Exercise data:
= Beginning of Section =

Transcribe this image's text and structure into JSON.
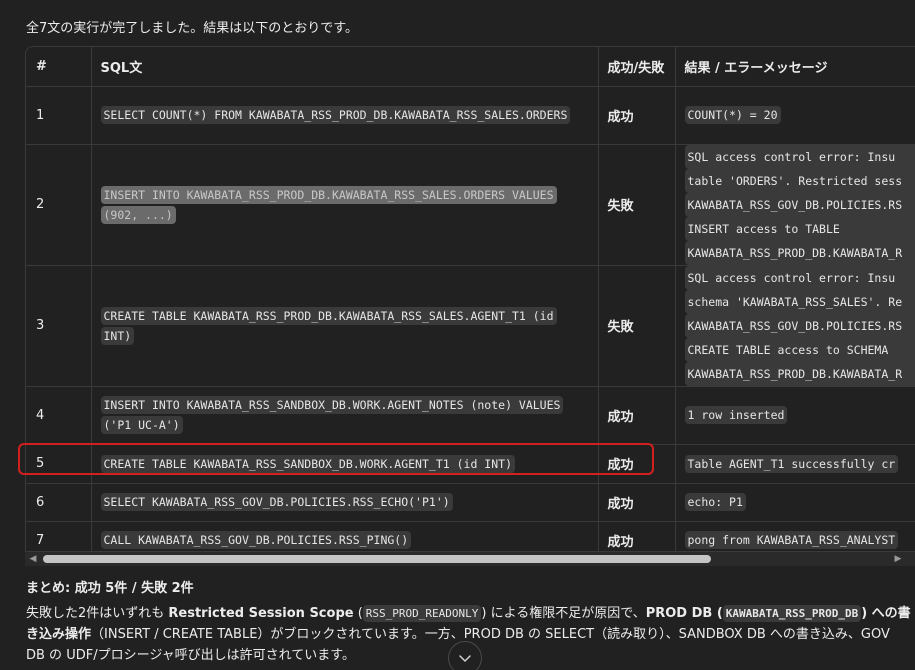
{
  "intro_text": "全7文の実行が完了しました。結果は以下のとおりです。",
  "table": {
    "headers": [
      "#",
      "SQL文",
      "成功/失敗",
      "結果 / エラーメッセージ"
    ],
    "rows": [
      {
        "num": "1",
        "sql": "SELECT COUNT(*) FROM KAWABATA_RSS_PROD_DB.KAWABATA_RSS_SALES.ORDERS",
        "status": "成功",
        "result": [
          "COUNT(*) = 20"
        ]
      },
      {
        "num": "2",
        "sql": "INSERT INTO KAWABATA_RSS_PROD_DB.KAWABATA_RSS_SALES.ORDERS VALUES (902, ...)",
        "status": "失敗",
        "result": [
          "SQL access control error: Insu",
          "table 'ORDERS'. Restricted sess",
          "KAWABATA_RSS_GOV_DB.POLICIES.RS",
          "INSERT access to TABLE",
          "KAWABATA_RSS_PROD_DB.KAWABATA_R"
        ]
      },
      {
        "num": "3",
        "sql": "CREATE TABLE KAWABATA_RSS_PROD_DB.KAWABATA_RSS_SALES.AGENT_T1 (id INT)",
        "status": "失敗",
        "result": [
          "SQL access control error: Insu",
          "schema 'KAWABATA_RSS_SALES'. Re",
          "KAWABATA_RSS_GOV_DB.POLICIES.RS",
          "CREATE TABLE access to SCHEMA",
          "KAWABATA_RSS_PROD_DB.KAWABATA_R"
        ]
      },
      {
        "num": "4",
        "sql": "INSERT INTO KAWABATA_RSS_SANDBOX_DB.WORK.AGENT_NOTES (note) VALUES ('P1 UC-A')",
        "status": "成功",
        "result": [
          "1 row inserted"
        ]
      },
      {
        "num": "5",
        "sql": "CREATE TABLE KAWABATA_RSS_SANDBOX_DB.WORK.AGENT_T1 (id INT)",
        "status": "成功",
        "result": [
          "Table AGENT_T1 successfully cr"
        ]
      },
      {
        "num": "6",
        "sql": "SELECT KAWABATA_RSS_GOV_DB.POLICIES.RSS_ECHO('P1')",
        "status": "成功",
        "result": [
          "echo: P1"
        ]
      },
      {
        "num": "7",
        "sql": "CALL KAWABATA_RSS_GOV_DB.POLICIES.RSS_PING()",
        "status": "成功",
        "result": [
          "pong from KAWABATA_RSS_ANALYST"
        ]
      }
    ]
  },
  "summary": {
    "title": "まとめ: 成功 5件 / 失敗 2件",
    "p1": "失敗した2件はいずれも ",
    "b1": "Restricted Session Scope",
    "p2": " (",
    "code1": "RSS_PROD_READONLY",
    "p3": ") による権限不足が原因で、",
    "b2": "PROD DB (",
    "code2": "KAWABATA_RSS_PROD_DB",
    "b3": ") への書き込み操作",
    "p4": "（INSERT / CREATE TABLE）がブロックされています。一方、PROD DB の SELECT（読み取り）、SANDBOX DB への書き込み、GOV DB の UDF/プロシージャ呼び出しは許可されています。"
  },
  "icons": {
    "scroll_left": "triangle-left-icon",
    "scroll_right": "triangle-right-icon",
    "scroll_down": "chevron-down-icon"
  },
  "colors": {
    "background": "#212121",
    "highlight": "#d2201f",
    "chip": "#3a3a3a"
  }
}
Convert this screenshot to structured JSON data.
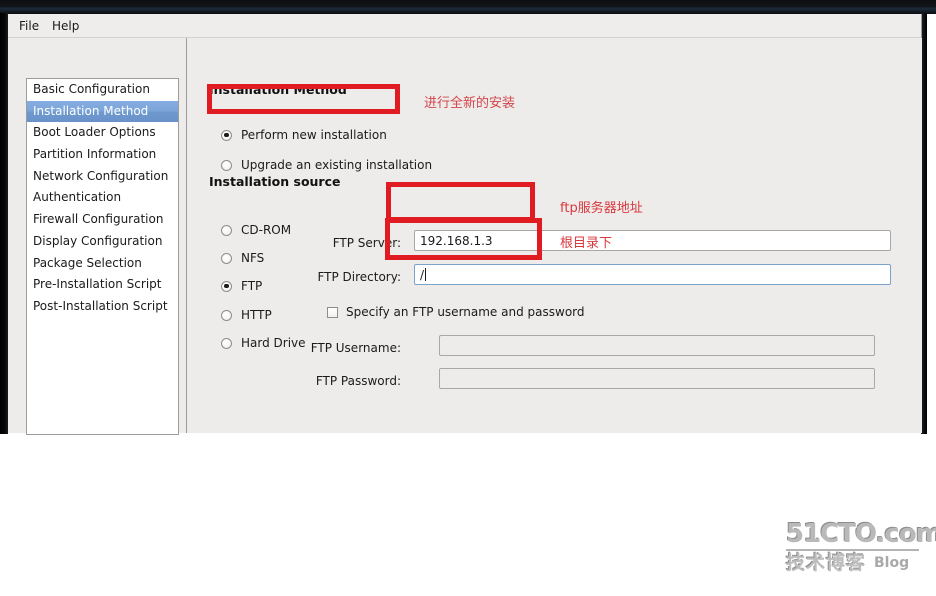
{
  "window": {
    "menubar": {
      "file": "File",
      "help": "Help"
    }
  },
  "sidebar": {
    "items": [
      {
        "label": "Basic Configuration",
        "selected": false
      },
      {
        "label": "Installation Method",
        "selected": true
      },
      {
        "label": "Boot Loader Options",
        "selected": false
      },
      {
        "label": "Partition Information",
        "selected": false
      },
      {
        "label": "Network Configuration",
        "selected": false
      },
      {
        "label": "Authentication",
        "selected": false
      },
      {
        "label": "Firewall Configuration",
        "selected": false
      },
      {
        "label": "Display Configuration",
        "selected": false
      },
      {
        "label": "Package Selection",
        "selected": false
      },
      {
        "label": "Pre-Installation Script",
        "selected": false
      },
      {
        "label": "Post-Installation Script",
        "selected": false
      }
    ]
  },
  "main": {
    "installation_method": {
      "title": "Installation Method",
      "options": [
        {
          "label": "Perform new installation",
          "selected": true
        },
        {
          "label": "Upgrade an existing installation",
          "selected": false
        }
      ]
    },
    "installation_source": {
      "title": "Installation source",
      "options": [
        {
          "label": "CD-ROM",
          "selected": false
        },
        {
          "label": "NFS",
          "selected": false
        },
        {
          "label": "FTP",
          "selected": true
        },
        {
          "label": "HTTP",
          "selected": false
        },
        {
          "label": "Hard Drive",
          "selected": false
        }
      ],
      "fields": {
        "server_label": "FTP Server:",
        "server_value": "192.168.1.3",
        "directory_label": "FTP Directory:",
        "directory_value": "/",
        "specify_checkbox_label": "Specify an FTP username and password",
        "specify_checked": false,
        "username_label": "FTP Username:",
        "username_value": "",
        "password_label": "FTP Password:",
        "password_value": ""
      }
    }
  },
  "annotations": {
    "color": "#d9383d",
    "box_color": "#e01b22",
    "new_install": "进行全新的安装",
    "ftp_server": "ftp服务器地址",
    "ftp_directory": "根目录下"
  },
  "watermark": {
    "top": "51CTO.com",
    "bottom_cn": "技术博客",
    "bottom_en": "Blog"
  }
}
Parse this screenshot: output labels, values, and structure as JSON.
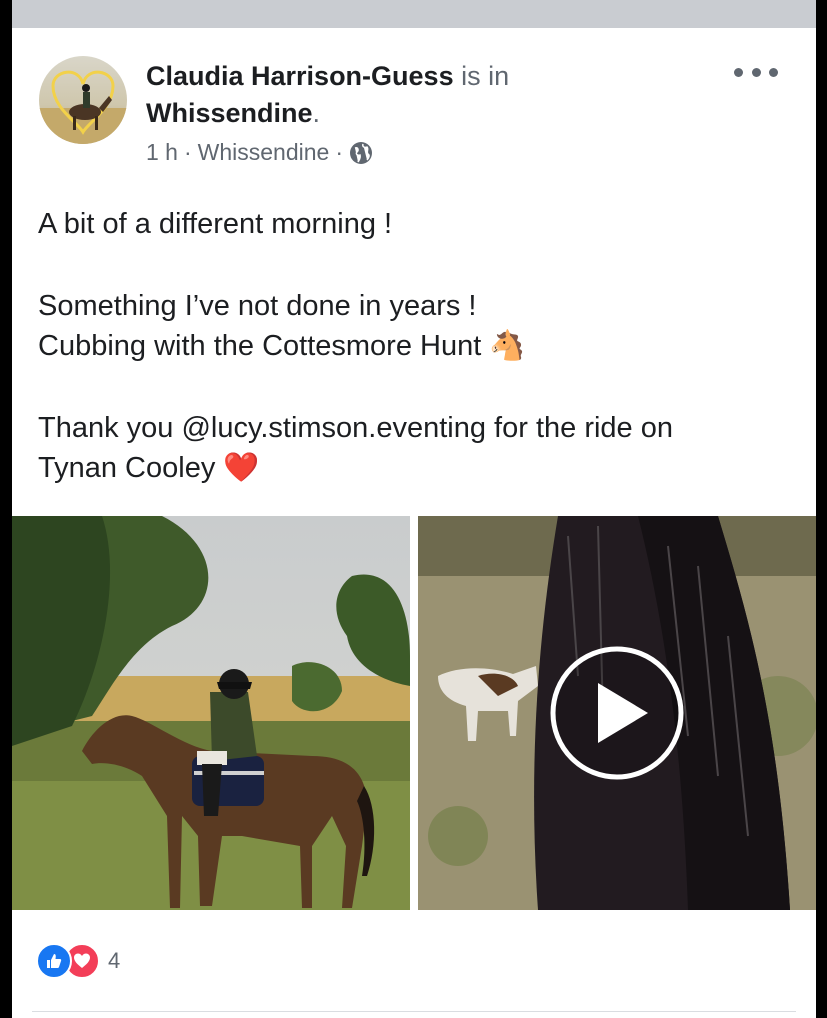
{
  "post": {
    "author_name": "Claudia Harrison-Guess",
    "is_in_text": "is in",
    "location": "Whissendine",
    "period": ".",
    "time": "1 h",
    "separator": "·",
    "meta_location": "Whissendine",
    "privacy_icon": "globe-icon",
    "lines": {
      "l1": "A bit of a different morning !",
      "l2": "Something I’ve not done in years !",
      "l3": "Cubbing with the Cottesmore Hunt",
      "l4": "Thank you @lucy.stimson.eventing for the ride on",
      "l5": "Tynan Cooley"
    },
    "emoji_horse": "🐴",
    "emoji_heart": "❤️",
    "photos": [
      {
        "kind": "image",
        "subject": "rider on bay horse in field"
      },
      {
        "kind": "video",
        "subject": "horse mane with hounds",
        "play_icon": "play-icon"
      }
    ]
  },
  "reactions": {
    "icons": [
      "like-icon",
      "love-icon"
    ],
    "count": "4"
  },
  "colors": {
    "like": "#1877f2",
    "love": "#f33e58",
    "text": "#1c1e21",
    "meta": "#606770",
    "topbar": "#c9ccd1"
  }
}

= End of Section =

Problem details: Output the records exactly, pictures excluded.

Answer to the exercise:
Transcribe this image's text and structure into JSON.
{
  "intro_text": "全7文の実行が完了しました。結果は以下のとおりです。",
  "table": {
    "headers": [
      "#",
      "SQL文",
      "成功/失敗",
      "結果 / エラーメッセージ"
    ],
    "rows": [
      {
        "num": "1",
        "sql": "SELECT COUNT(*) FROM KAWABATA_RSS_PROD_DB.KAWABATA_RSS_SALES.ORDERS",
        "status": "成功",
        "result": [
          "COUNT(*) = 20"
        ]
      },
      {
        "num": "2",
        "sql": "INSERT INTO KAWABATA_RSS_PROD_DB.KAWABATA_RSS_SALES.ORDERS VALUES (902, ...)",
        "status": "失敗",
        "result": [
          "SQL access control error: Insu",
          "table 'ORDERS'. Restricted sess",
          "KAWABATA_RSS_GOV_DB.POLICIES.RS",
          "INSERT access to TABLE",
          "KAWABATA_RSS_PROD_DB.KAWABATA_R"
        ]
      },
      {
        "num": "3",
        "sql": "CREATE TABLE KAWABATA_RSS_PROD_DB.KAWABATA_RSS_SALES.AGENT_T1 (id INT)",
        "status": "失敗",
        "result": [
          "SQL access control error: Insu",
          "schema 'KAWABATA_RSS_SALES'. Re",
          "KAWABATA_RSS_GOV_DB.POLICIES.RS",
          "CREATE TABLE access to SCHEMA",
          "KAWABATA_RSS_PROD_DB.KAWABATA_R"
        ]
      },
      {
        "num": "4",
        "sql": "INSERT INTO KAWABATA_RSS_SANDBOX_DB.WORK.AGENT_NOTES (note) VALUES ('P1 UC-A')",
        "status": "成功",
        "result": [
          "1 row inserted"
        ]
      },
      {
        "num": "5",
        "sql": "CREATE TABLE KAWABATA_RSS_SANDBOX_DB.WORK.AGENT_T1 (id INT)",
        "status": "成功",
        "result": [
          "Table AGENT_T1 successfully cr"
        ]
      },
      {
        "num": "6",
        "sql": "SELECT KAWABATA_RSS_GOV_DB.POLICIES.RSS_ECHO('P1')",
        "status": "成功",
        "result": [
          "echo: P1"
        ]
      },
      {
        "num": "7",
        "sql": "CALL KAWABATA_RSS_GOV_DB.POLICIES.RSS_PING()",
        "status": "成功",
        "result": [
          "pong from KAWABATA_RSS_ANALYST"
        ]
      }
    ]
  },
  "summary": {
    "title": "まとめ: 成功 5件 / 失敗 2件",
    "p1": "失敗した2件はいずれも ",
    "b1": "Restricted Session Scope",
    "p2": " (",
    "code1": "RSS_PROD_READONLY",
    "p3": ") による権限不足が原因で、",
    "b2": "PROD DB (",
    "code2": "KAWABATA_RSS_PROD_DB",
    "b3": ") への書き込み操作",
    "p4": "（INSERT / CREATE TABLE）がブロックされています。一方、PROD DB の SELECT（読み取り）、SANDBOX DB への書き込み、GOV DB の UDF/プロシージャ呼び出しは許可されています。"
  },
  "icons": {
    "scroll_left": "triangle-left-icon",
    "scroll_right": "triangle-right-icon",
    "scroll_down": "chevron-down-icon"
  },
  "colors": {
    "background": "#212121",
    "highlight": "#d2201f",
    "chip": "#3a3a3a"
  }
}
Convert this screenshot to structured JSON data.
{
  "window": {
    "menubar": {
      "file": "File",
      "help": "Help"
    }
  },
  "sidebar": {
    "items": [
      {
        "label": "Basic Configuration",
        "selected": false
      },
      {
        "label": "Installation Method",
        "selected": true
      },
      {
        "label": "Boot Loader Options",
        "selected": false
      },
      {
        "label": "Partition Information",
        "selected": false
      },
      {
        "label": "Network Configuration",
        "selected": false
      },
      {
        "label": "Authentication",
        "selected": false
      },
      {
        "label": "Firewall Configuration",
        "selected": false
      },
      {
        "label": "Display Configuration",
        "selected": false
      },
      {
        "label": "Package Selection",
        "selected": false
      },
      {
        "label": "Pre-Installation Script",
        "selected": false
      },
      {
        "label": "Post-Installation Script",
        "selected": false
      }
    ]
  },
  "main": {
    "installation_method": {
      "title": "Installation Method",
      "options": [
        {
          "label": "Perform new installation",
          "selected": true
        },
        {
          "label": "Upgrade an existing installation",
          "selected": false
        }
      ]
    },
    "installation_source": {
      "title": "Installation source",
      "options": [
        {
          "label": "CD-ROM",
          "selected": false
        },
        {
          "label": "NFS",
          "selected": false
        },
        {
          "label": "FTP",
          "selected": true
        },
        {
          "label": "HTTP",
          "selected": false
        },
        {
          "label": "Hard Drive",
          "selected": false
        }
      ],
      "fields": {
        "server_label": "FTP Server:",
        "server_value": "192.168.1.3",
        "directory_label": "FTP Directory:",
        "directory_value": "/",
        "specify_checkbox_label": "Specify an FTP username and password",
        "specify_checked": false,
        "username_label": "FTP Username:",
        "username_value": "",
        "password_label": "FTP Password:",
        "password_value": ""
      }
    }
  },
  "annotations": {
    "color": "#d9383d",
    "box_color": "#e01b22",
    "new_install": "进行全新的安装",
    "ftp_server": "ftp服务器地址",
    "ftp_directory": "根目录下"
  },
  "watermark": {
    "top": "51CTO.com",
    "bottom_cn": "技术博客",
    "bottom_en": "Blog"
  }
}
Parse this screenshot: output labels, values, and structure as JSON.
{
  "post": {
    "author_name": "Claudia Harrison-Guess",
    "is_in_text": "is in",
    "location": "Whissendine",
    "period": ".",
    "time": "1 h",
    "separator": "·",
    "meta_location": "Whissendine",
    "privacy_icon": "globe-icon",
    "lines": {
      "l1": "A bit of a different morning !",
      "l2": "Something I’ve not done in years !",
      "l3": "Cubbing with the Cottesmore Hunt",
      "l4": "Thank you @lucy.stimson.eventing for the ride on",
      "l5": "Tynan Cooley"
    },
    "emoji_horse": "🐴",
    "emoji_heart": "❤️",
    "photos": [
      {
        "kind": "image",
        "subject": "rider on bay horse in field"
      },
      {
        "kind": "video",
        "subject": "horse mane with hounds",
        "play_icon": "play-icon"
      }
    ]
  },
  "reactions": {
    "icons": [
      "like-icon",
      "love-icon"
    ],
    "count": "4"
  },
  "colors": {
    "like": "#1877f2",
    "love": "#f33e58",
    "text": "#1c1e21",
    "meta": "#606770",
    "topbar": "#c9ccd1"
  }
}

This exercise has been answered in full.